This piece was originally published on James Common’s blog Common By Nature. James asked what influenced me to take an interest in conservation and this is my response:
When I was younger, I would occasionally feel jealous of friends who seemed to travel to the outer reaches of the world. They would head into the classroom after the school holidays with deep tans, photos of themselves bathing in warm seas and glamorous tales of mysterious places I knew nothing about. My holidays were nothing like this. They consisted of midges, anoraks and castle ruins. We never ventured outside of the UK when I was young and you could certainly never call anything we did glamorous.
It might sound boring in comparison, but my upbringing was incredible; outings were exciting and holidays filled with exploration and it is those moments which shaped my entire future.
A lot of our time together as a family involved getting outside and into nature and I have the most wonderful memories of these experiences; collecting shells from the beach and accidentally taking home a tiny crab which I tried to keep alive in the bath; pulling up in the car somewhere that always ‘had to have a view’ in order to eat our sandwiches; building dams out of fallen branches and stones to hop across rivers; devising a book which would contain pressed leaves which would help the world with identification; trying to rescue dead jellyfish stranded on the beach; spending hours staring into the large pond in my parents garden, hunting for newts and dragonfly larvae…to us, the outside world was one big playground and the games were made through imagination.
One of my most prized possessions when I was young was a Michelin ‘Eye Spy’ Nature book; a little spotters guide and checklist. I poured over the photographs, only dreaming what it would be like to spot a fox, tick off a stag beetle from my list or figure out which cloud I was looking at. I loved animals and was fascinated with the sea; its vastness and the activity beneath the waves left me totally enchanted and all of this wonderment came through the trips we took as a family and the books my parents kept in the house.

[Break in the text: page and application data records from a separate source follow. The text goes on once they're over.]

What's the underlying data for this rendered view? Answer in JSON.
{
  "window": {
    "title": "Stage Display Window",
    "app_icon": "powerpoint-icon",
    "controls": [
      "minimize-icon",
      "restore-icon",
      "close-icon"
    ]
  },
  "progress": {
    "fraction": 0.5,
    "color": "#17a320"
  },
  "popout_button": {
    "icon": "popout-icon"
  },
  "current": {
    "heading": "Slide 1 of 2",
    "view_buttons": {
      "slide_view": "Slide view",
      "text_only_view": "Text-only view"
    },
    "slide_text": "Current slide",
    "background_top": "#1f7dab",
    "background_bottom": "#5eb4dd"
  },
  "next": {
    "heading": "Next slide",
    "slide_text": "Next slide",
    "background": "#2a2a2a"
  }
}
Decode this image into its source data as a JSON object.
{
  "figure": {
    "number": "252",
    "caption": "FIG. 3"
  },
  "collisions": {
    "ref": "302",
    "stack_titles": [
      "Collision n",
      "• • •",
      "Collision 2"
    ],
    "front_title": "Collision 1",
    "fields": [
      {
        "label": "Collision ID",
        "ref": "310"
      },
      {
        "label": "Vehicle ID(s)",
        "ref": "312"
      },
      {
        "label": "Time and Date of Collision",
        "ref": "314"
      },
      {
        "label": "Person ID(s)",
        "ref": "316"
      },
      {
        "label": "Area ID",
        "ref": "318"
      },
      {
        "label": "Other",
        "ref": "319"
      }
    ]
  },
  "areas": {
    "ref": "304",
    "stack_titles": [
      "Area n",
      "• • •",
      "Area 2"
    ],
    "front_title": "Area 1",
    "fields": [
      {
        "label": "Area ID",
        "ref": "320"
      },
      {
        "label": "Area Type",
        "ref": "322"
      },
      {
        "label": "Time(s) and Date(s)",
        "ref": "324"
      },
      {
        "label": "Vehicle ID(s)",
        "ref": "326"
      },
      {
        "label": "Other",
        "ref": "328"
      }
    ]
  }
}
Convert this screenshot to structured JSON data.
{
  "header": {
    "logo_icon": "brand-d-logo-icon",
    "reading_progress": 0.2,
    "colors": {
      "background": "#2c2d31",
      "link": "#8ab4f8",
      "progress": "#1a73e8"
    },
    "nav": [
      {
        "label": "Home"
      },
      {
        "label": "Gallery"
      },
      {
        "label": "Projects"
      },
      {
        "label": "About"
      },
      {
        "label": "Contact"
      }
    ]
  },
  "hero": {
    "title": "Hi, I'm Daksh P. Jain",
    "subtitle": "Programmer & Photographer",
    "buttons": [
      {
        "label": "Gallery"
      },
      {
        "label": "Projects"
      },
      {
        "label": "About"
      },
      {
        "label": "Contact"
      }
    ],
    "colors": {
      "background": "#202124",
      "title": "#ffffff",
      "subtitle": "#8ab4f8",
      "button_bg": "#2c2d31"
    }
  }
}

I couldn’t imagine actually seeing any of these natural wonders with my own eyes.
This excitement over the natural world has stayed with me and has influenced my life in so many ways. My love of the sea led me to study Marine Science and take up diving. My love of animals saw me work a zoo keeper for years and take an interest in education. And the realisation that it was wildlife that truly enthralled me led me to trying to educate through words and communication. Although these days I could tick off a large majority of the things in my little Eye Spy book and I have seen things I never thought I would, my tick list has simply gotten longer as I have gotten older and that little girl, getting over excited at the sight of any wildlife, is definitely still in there (except these days her hands are firmly placed around a camera instead of a round the pages of a tiny guide). The things we did as children also help our family retain our bond; we still stare into that same pond counting newts, my brothers were told off only a few years ago in Spain for creating a dam on a beach and clambering up rocks is just a standard day out for us all.
The truth is many children simply don’t get outside enough to experience the natural world as much as they should these days and are often given technology as a substitute. But I implore parents to get their kids outside as often as possible, because when I think of my childhood it’s not the toys I remember, but the day my brother and I swung bags filled with water at each other in the sea, the shells my mother and I found and tried to imagine the creatures that once lived in them and the fossils our family spotted together in the rocks at Lyme Regis. These are the moments that inspire children and shape them into the adults who could be the difference between harming our world and saving it.